Dr. Dweck notes that our beliefs about our mind and neuroplasticity are paramount. Those with a fixed mindset turn away from learning and trying new things. Those with a growth mindset seek answers and solve problems; and they outperform those with a fixed believe. These growth mindset people believe that abilities and intelligence can be developed and enhanced through effort, persistence, and learning activities.

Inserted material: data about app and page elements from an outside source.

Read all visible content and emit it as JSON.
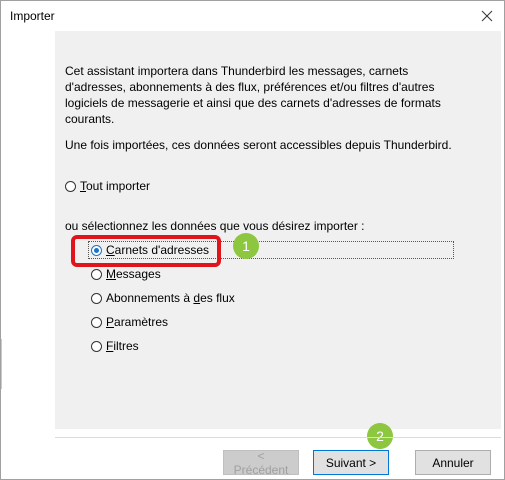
{
  "window": {
    "title": "Importer",
    "close_icon": "close-icon"
  },
  "intro": {
    "paragraph": "Cet assistant importera dans Thunderbird les messages, carnets d'adresses, abonnements à des flux, préférences et/ou filtres d'autres logiciels de messagerie et ainsi que des carnets d'adresses de formats courants.",
    "subline": "Une fois importées, ces données seront accessibles depuis Thunderbird."
  },
  "import_all": {
    "first": "T",
    "rest": "out importer",
    "checked": false
  },
  "selection_label": "ou sélectionnez les données que vous désirez importer :",
  "options": [
    {
      "pre": "",
      "u": "C",
      "post": "arnets d'adresses",
      "checked": true
    },
    {
      "pre": "",
      "u": "M",
      "post": "essages",
      "checked": false
    },
    {
      "pre": "Abonnements à ",
      "u": "d",
      "post": "es flux",
      "checked": false
    },
    {
      "pre": "",
      "u": "P",
      "post": "aramètres",
      "checked": false
    },
    {
      "pre": "",
      "u": "F",
      "post": "iltres",
      "checked": false
    }
  ],
  "badges": {
    "one": "1",
    "two": "2"
  },
  "buttons": {
    "previous": "< Précédent",
    "next": "Suivant >",
    "cancel": "Annuler"
  },
  "colors": {
    "highlight": "#e0151c",
    "badge": "#8dc63f",
    "panel": "#f0f0f0"
  }
}
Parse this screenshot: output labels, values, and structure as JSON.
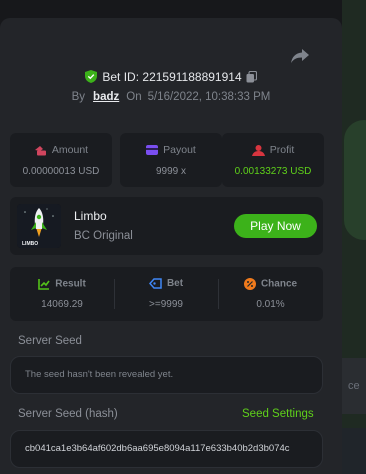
{
  "header": {
    "top_label": "",
    "bet_id_label": "Bet ID:",
    "bet_id": "221591188891914",
    "by_label": "By",
    "user": "badz",
    "on_label": "On",
    "date": "5/16/2022, 10:38:33 PM"
  },
  "stats": [
    {
      "label": "Amount",
      "value": "0.00000013 USD",
      "icon": "money-icon",
      "color": "#d0455e"
    },
    {
      "label": "Payout",
      "value": "9999 x",
      "icon": "card-icon",
      "color": "#7a4ef0"
    },
    {
      "label": "Profit",
      "value": "0.00133273 USD",
      "icon": "profit-icon",
      "color": "#d8353f"
    }
  ],
  "game": {
    "name": "Limbo",
    "provider": "BC Original",
    "thumb_text": "LIMBO",
    "play_label": "Play Now"
  },
  "result": [
    {
      "label": "Result",
      "value": "14069.29",
      "icon": "chart-icon",
      "color": "#53c21a"
    },
    {
      "label": "Bet",
      "value": ">=9999",
      "icon": "ticket-icon",
      "color": "#3f86f5"
    },
    {
      "label": "Chance",
      "value": "0.01%",
      "icon": "percent-icon",
      "color": "#f07a1c"
    }
  ],
  "seeds": {
    "server_seed_label": "Server Seed",
    "server_seed_value": "The seed hasn't been revealed yet.",
    "server_hash_label": "Server Seed (hash)",
    "seed_settings_label": "Seed Settings",
    "server_hash_value": "cb041ca1e3b64af602db6aa695e8094a117e633b40b2d3b074c"
  },
  "background": {
    "right_input_text": "ce"
  },
  "colors": {
    "accent_green": "#3cb21a",
    "profit_green": "#5fd11a"
  }
}
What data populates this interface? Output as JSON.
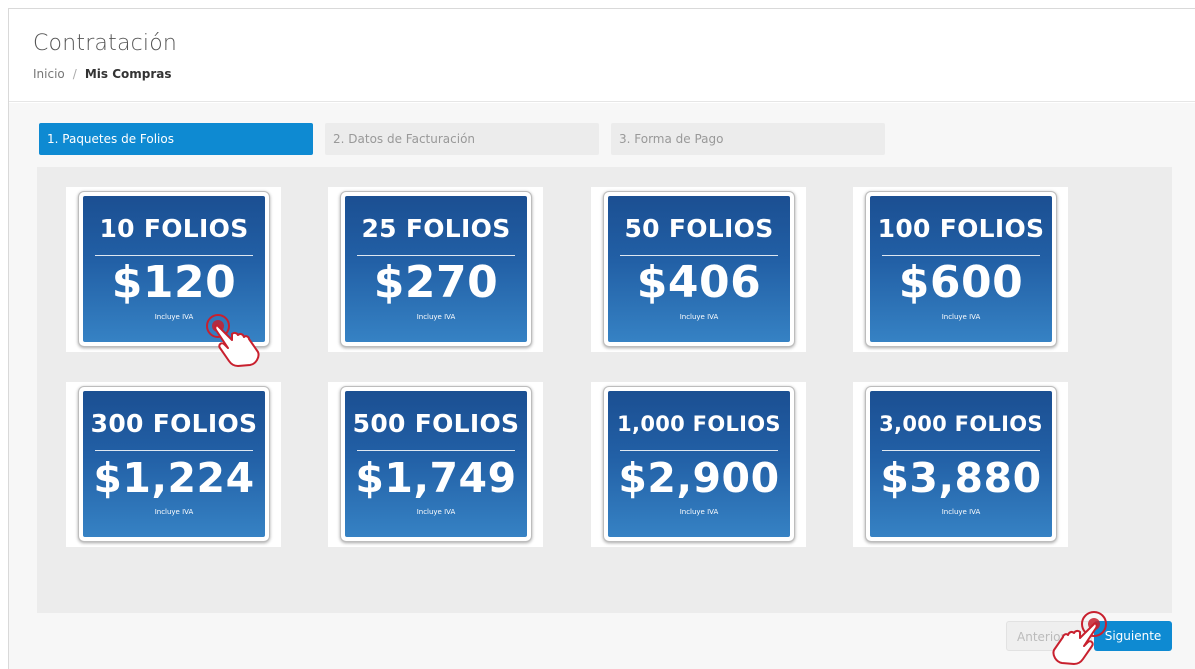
{
  "header": {
    "title": "Contratación",
    "breadcrumb": {
      "home": "Inicio",
      "separator": "/",
      "current": "Mis Compras"
    }
  },
  "steps": [
    {
      "label": "1. Paquetes de Folios",
      "active": true
    },
    {
      "label": "2. Datos de Facturación",
      "active": false
    },
    {
      "label": "3. Forma de Pago",
      "active": false
    }
  ],
  "packages": [
    {
      "folios": "10 FOLIOS",
      "price": "$120",
      "note": "Incluye IVA"
    },
    {
      "folios": "25 FOLIOS",
      "price": "$270",
      "note": "Incluye IVA"
    },
    {
      "folios": "50 FOLIOS",
      "price": "$406",
      "note": "Incluye IVA"
    },
    {
      "folios": "100 FOLIOS",
      "price": "$600",
      "note": "Incluye IVA"
    },
    {
      "folios": "300 FOLIOS",
      "price": "$1,224",
      "note": "Incluye IVA"
    },
    {
      "folios": "500 FOLIOS",
      "price": "$1,749",
      "note": "Incluye IVA"
    },
    {
      "folios": "1,000 FOLIOS",
      "price": "$2,900",
      "note": "Incluye IVA"
    },
    {
      "folios": "3,000 FOLIOS",
      "price": "$3,880",
      "note": "Incluye IVA"
    }
  ],
  "footer": {
    "prev_label": "Anterior",
    "next_label": "Siguiente"
  },
  "colors": {
    "accent": "#0e8ad2",
    "card_top": "#1b4f92",
    "card_bottom": "#3682c4",
    "pointer": "#c8202e"
  },
  "icons": {
    "pointer": "hand-pointer-icon"
  }
}
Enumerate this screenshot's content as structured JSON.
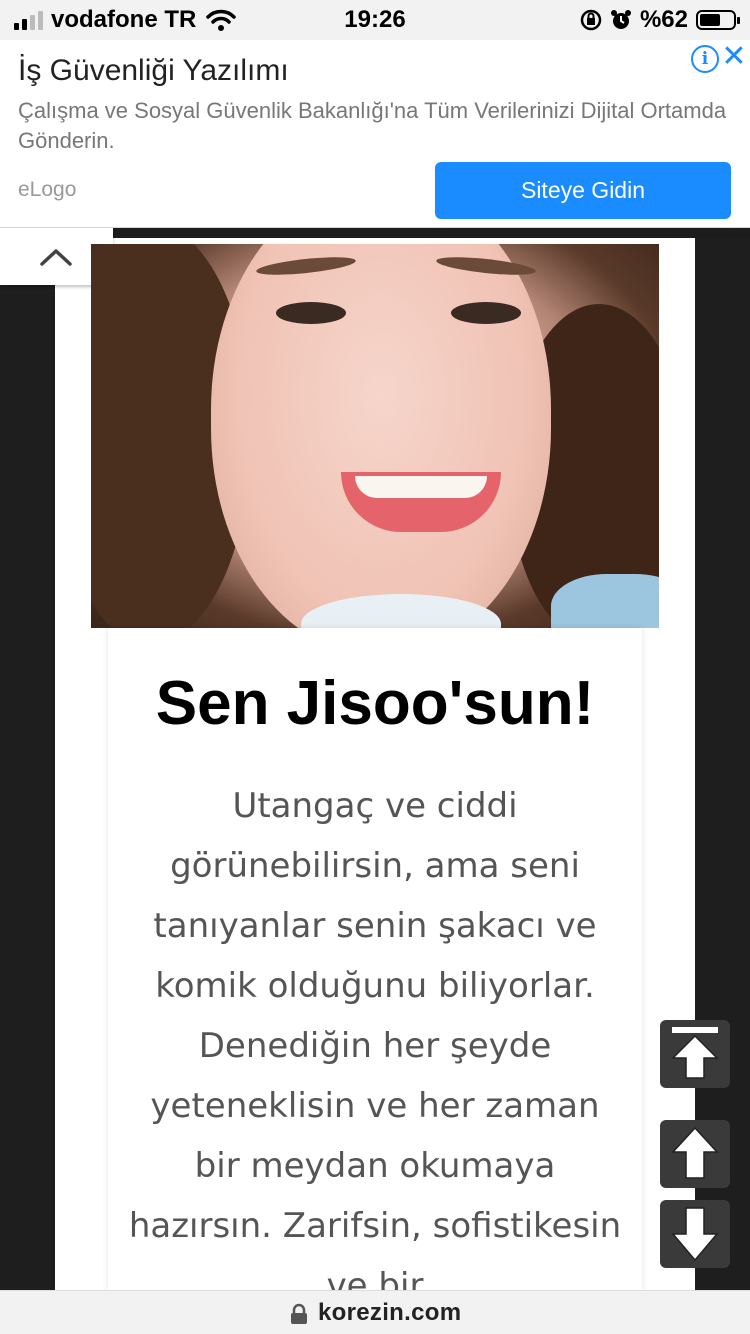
{
  "status_bar": {
    "carrier": "vodafone TR",
    "time": "19:26",
    "battery": "%62",
    "battery_level": 0.62
  },
  "ad": {
    "title": "İş Güvenliği Yazılımı",
    "description": "Çalışma ve Sosyal Güvenlik Bakanlığı'na Tüm Verilerinizi Dijital Ortamda Gönderin.",
    "advertiser": "eLogo",
    "cta_label": "Siteye Gidin",
    "accent_color": "#1a8cff"
  },
  "result": {
    "title": "Sen Jisoo'sun!",
    "description": "Utangaç ve ciddi görünebilirsin, ama seni tanıyanlar senin şakacı ve komik olduğunu biliyorlar. Denediğin her şeyde yeteneklisin ve her zaman bir meydan okumaya hazırsın. Zarifsin, sofistikesin ve bir"
  },
  "icons": {
    "collapse": "chevron-up-icon",
    "scroll_top": "scroll-to-top-icon",
    "scroll_up": "arrow-up-icon",
    "scroll_down": "arrow-down-icon",
    "lock": "lock-icon"
  },
  "url_bar": {
    "url": "korezin.com"
  }
}
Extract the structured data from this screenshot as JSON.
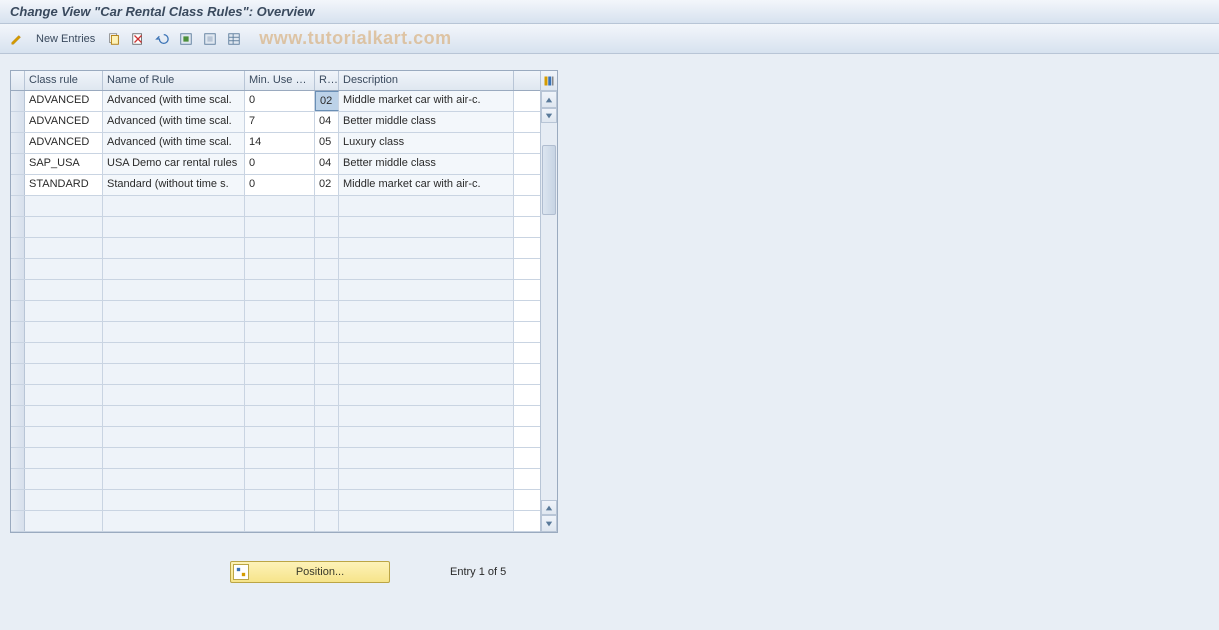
{
  "title": "Change View \"Car Rental Class Rules\": Overview",
  "toolbar": {
    "new_entries": "New Entries",
    "watermark": "www.tutorialkart.com"
  },
  "grid": {
    "columns": {
      "class_rule": "Class rule",
      "name": "Name of Rule",
      "min_use": "Min. Use D...",
      "r": "R...",
      "description": "Description"
    },
    "rows": [
      {
        "class_rule": "ADVANCED",
        "name": "Advanced (with time scal.",
        "min_use": "0",
        "r": "02",
        "description": "Middle market car with air-c."
      },
      {
        "class_rule": "ADVANCED",
        "name": "Advanced (with time scal.",
        "min_use": "7",
        "r": "04",
        "description": "Better middle class"
      },
      {
        "class_rule": "ADVANCED",
        "name": "Advanced (with time scal.",
        "min_use": "14",
        "r": "05",
        "description": "Luxury class"
      },
      {
        "class_rule": "SAP_USA",
        "name": "USA Demo car rental rules",
        "min_use": "0",
        "r": "04",
        "description": "Better middle class"
      },
      {
        "class_rule": "STANDARD",
        "name": "Standard (without time s.",
        "min_use": "0",
        "r": "02",
        "description": "Middle market car with air-c."
      }
    ],
    "empty_rows": 16
  },
  "footer": {
    "position_label": "Position...",
    "entry_status": "Entry 1 of 5"
  }
}
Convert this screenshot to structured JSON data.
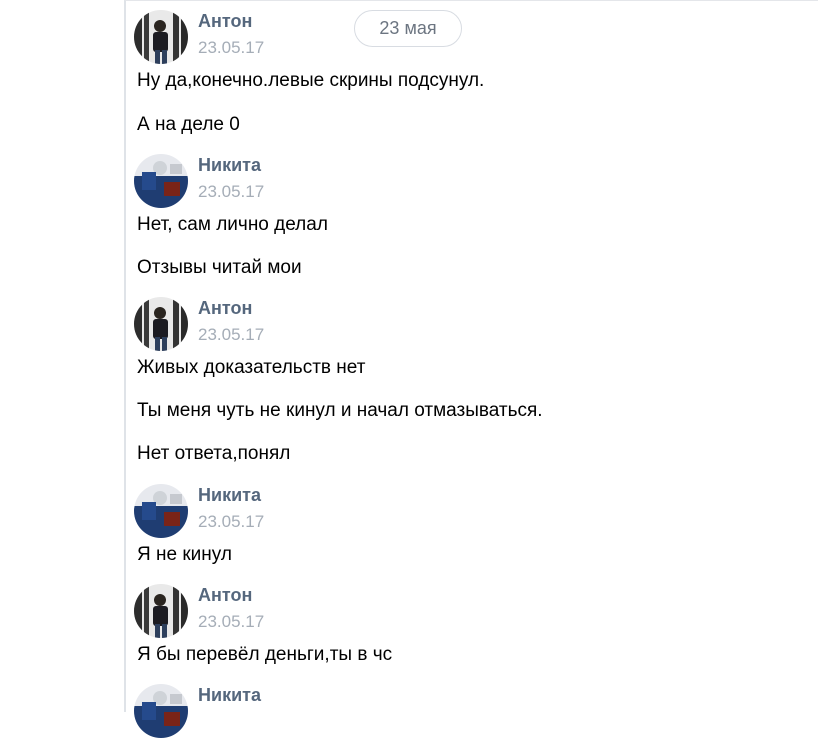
{
  "chat": {
    "date_separator": "23 мая",
    "messages": [
      {
        "author": "Антон",
        "date": "23.05.17",
        "avatar_icon": "user-photo-anton",
        "lines": [
          "Ну да,конечно.левые скрины подсунул.",
          "А на деле 0"
        ]
      },
      {
        "author": "Никита",
        "date": "23.05.17",
        "avatar_icon": "user-photo-nikita",
        "lines": [
          "Нет, сам лично делал",
          "Отзывы читай мои"
        ]
      },
      {
        "author": "Антон",
        "date": "23.05.17",
        "avatar_icon": "user-photo-anton",
        "lines": [
          "Живых доказательств нет",
          "Ты меня чуть не кинул и начал отмазываться.",
          "Нет ответа,понял"
        ]
      },
      {
        "author": "Никита",
        "date": "23.05.17",
        "avatar_icon": "user-photo-nikita",
        "lines": [
          "Я не кинул"
        ]
      },
      {
        "author": "Антон",
        "date": "23.05.17",
        "avatar_icon": "user-photo-anton",
        "lines": [
          "Я бы перевёл деньги,ты в чс"
        ]
      },
      {
        "author": "Никита",
        "avatar_icon": "user-photo-nikita",
        "lines": []
      }
    ]
  },
  "colors": {
    "author_name": "#55677d",
    "date": "#a5adb7",
    "date_pill_text": "#6c7581",
    "panel_border": "#dfe3e8"
  }
}
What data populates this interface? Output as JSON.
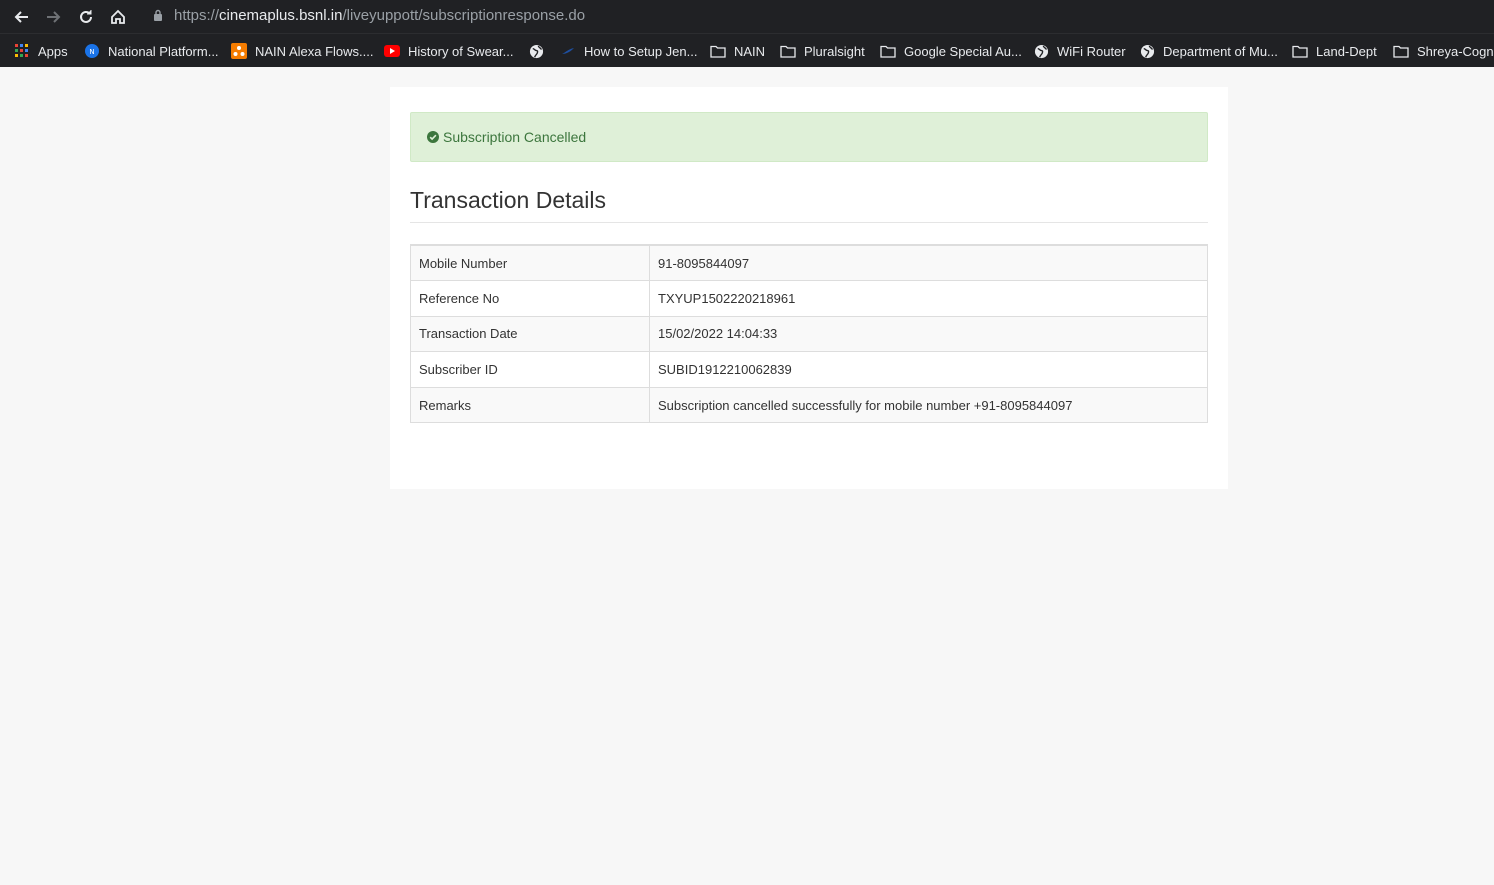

In a wonderful analogy, Dr. Dweck reminds us that babies are always in a growth mindset, she states, you never see an unmotivated baby. Yet, somewhere between this, and our development into adulthood, employees tend to have either a continuation of the baby view, eager to learn and gusto in finding solutions. Do you have the strategies to develop your leaders to motivate their employees? Coaching and leadership is critical. There are strategies that support nurturing a growth mindset. Some include positive reinforcement and recognizing effort, strategy and progress; teaching about neuron formation and improving brain processing. Are you hiring and promoting those who work their brains like they do their muscles? In today’s VUCA workplace (high speed business environment that reflects a volatile, uncertain, complex and ambiguous), hiring and developing for a growth mindset may provide the talent to outperform your competition.